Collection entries
- - -

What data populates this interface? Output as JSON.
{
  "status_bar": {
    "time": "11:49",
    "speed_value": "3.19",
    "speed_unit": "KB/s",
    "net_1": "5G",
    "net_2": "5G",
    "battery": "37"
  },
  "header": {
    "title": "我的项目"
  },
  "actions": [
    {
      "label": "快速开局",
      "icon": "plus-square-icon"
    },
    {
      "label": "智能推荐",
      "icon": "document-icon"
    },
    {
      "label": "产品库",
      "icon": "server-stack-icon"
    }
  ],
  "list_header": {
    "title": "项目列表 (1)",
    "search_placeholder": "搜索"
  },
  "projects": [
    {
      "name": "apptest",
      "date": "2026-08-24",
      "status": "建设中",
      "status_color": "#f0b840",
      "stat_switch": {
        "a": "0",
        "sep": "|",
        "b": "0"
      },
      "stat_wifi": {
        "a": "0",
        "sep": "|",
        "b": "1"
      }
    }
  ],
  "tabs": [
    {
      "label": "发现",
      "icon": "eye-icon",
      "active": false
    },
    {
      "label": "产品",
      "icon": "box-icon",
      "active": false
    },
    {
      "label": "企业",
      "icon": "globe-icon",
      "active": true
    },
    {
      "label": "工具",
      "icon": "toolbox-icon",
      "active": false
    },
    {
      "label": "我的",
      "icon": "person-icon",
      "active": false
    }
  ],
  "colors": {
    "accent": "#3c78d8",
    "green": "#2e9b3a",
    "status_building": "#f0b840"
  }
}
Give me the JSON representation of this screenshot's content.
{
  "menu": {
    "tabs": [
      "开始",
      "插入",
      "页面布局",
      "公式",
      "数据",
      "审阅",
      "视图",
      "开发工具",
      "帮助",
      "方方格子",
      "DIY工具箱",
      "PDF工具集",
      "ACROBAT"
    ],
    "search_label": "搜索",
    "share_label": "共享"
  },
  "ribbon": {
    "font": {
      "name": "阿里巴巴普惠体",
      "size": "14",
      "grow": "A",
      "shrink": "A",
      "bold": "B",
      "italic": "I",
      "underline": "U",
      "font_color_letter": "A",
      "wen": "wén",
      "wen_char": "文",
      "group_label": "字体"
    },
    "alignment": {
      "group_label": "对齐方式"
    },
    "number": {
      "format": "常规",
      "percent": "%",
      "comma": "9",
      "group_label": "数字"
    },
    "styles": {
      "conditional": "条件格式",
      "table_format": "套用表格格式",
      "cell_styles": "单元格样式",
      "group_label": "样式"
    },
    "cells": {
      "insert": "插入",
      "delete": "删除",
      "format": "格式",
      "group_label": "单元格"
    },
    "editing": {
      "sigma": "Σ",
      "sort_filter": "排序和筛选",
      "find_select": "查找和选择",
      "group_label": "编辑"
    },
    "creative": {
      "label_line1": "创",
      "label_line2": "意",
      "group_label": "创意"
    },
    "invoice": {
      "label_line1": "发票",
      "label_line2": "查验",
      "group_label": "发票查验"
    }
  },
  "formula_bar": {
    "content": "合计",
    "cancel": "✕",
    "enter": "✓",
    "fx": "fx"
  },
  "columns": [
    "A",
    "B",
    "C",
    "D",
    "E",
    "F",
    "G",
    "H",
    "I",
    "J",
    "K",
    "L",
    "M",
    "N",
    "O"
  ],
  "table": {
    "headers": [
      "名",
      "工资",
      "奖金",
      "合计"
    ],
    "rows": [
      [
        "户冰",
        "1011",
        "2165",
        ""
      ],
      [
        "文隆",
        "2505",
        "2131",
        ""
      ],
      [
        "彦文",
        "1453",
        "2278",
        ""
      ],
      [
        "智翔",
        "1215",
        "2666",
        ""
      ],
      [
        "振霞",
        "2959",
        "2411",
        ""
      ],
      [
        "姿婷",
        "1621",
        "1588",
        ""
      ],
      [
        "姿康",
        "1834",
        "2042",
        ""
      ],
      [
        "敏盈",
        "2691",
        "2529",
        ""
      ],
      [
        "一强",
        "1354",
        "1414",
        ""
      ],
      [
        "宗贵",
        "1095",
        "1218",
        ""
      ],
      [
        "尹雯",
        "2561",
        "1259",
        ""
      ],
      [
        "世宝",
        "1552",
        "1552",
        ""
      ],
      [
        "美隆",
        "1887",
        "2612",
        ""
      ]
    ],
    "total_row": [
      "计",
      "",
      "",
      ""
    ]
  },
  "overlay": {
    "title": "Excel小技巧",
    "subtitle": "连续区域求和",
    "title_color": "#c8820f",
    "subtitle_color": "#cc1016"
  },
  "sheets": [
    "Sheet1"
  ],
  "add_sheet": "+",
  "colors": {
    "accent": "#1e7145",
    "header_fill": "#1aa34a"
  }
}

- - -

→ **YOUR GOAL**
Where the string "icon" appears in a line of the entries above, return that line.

→ **YOUR SOLUTION**
      "icon": "plus-square-icon"
      "icon": "document-icon"
      "icon": "server-stack-icon"
      "icon": "eye-icon",
      "icon": "box-icon",
      "icon": "globe-icon",
      "icon": "toolbox-icon",
      "icon": "person-icon",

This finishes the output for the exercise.